There is something special about having been “brothers-in-arms” that those of us who've never served in the military cannot entirely understand. While we might not be able to understand it completely, we can recognize it when we see it, and we can certainly learn some valuable lessons.
We know that not all of the wounds that are suffered in combat zones are physical. Military personal can suffer terrible emotional trauma that leaves them sometimes only a shell of the person they were before they deployed. Our fathers who fought WWII called it “shell-shock.” Today it goes under names such as Post Traumatic Stress Disorder, or PTSD.
The emotional baggage these men and women bring back with them often create serious problems for themselves and their families. While there is no substitute for professional help, just the presence of another vet who understands can be huge.

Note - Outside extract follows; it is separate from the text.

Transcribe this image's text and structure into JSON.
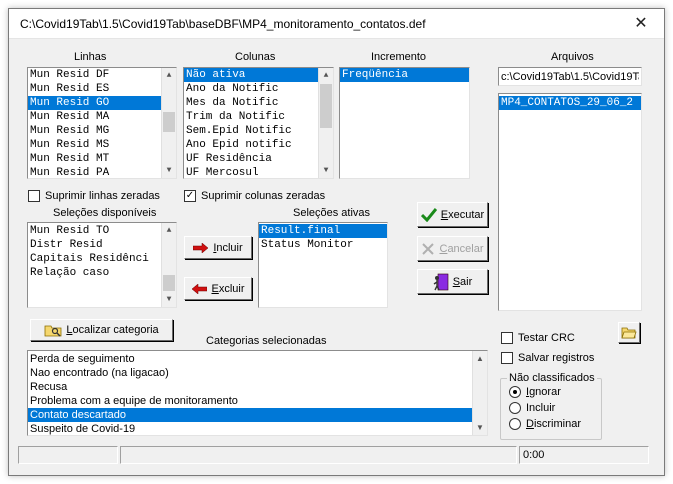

For one of the most remarkable examples of putting action to the the idea of “brothers-in-arms,” check out page two.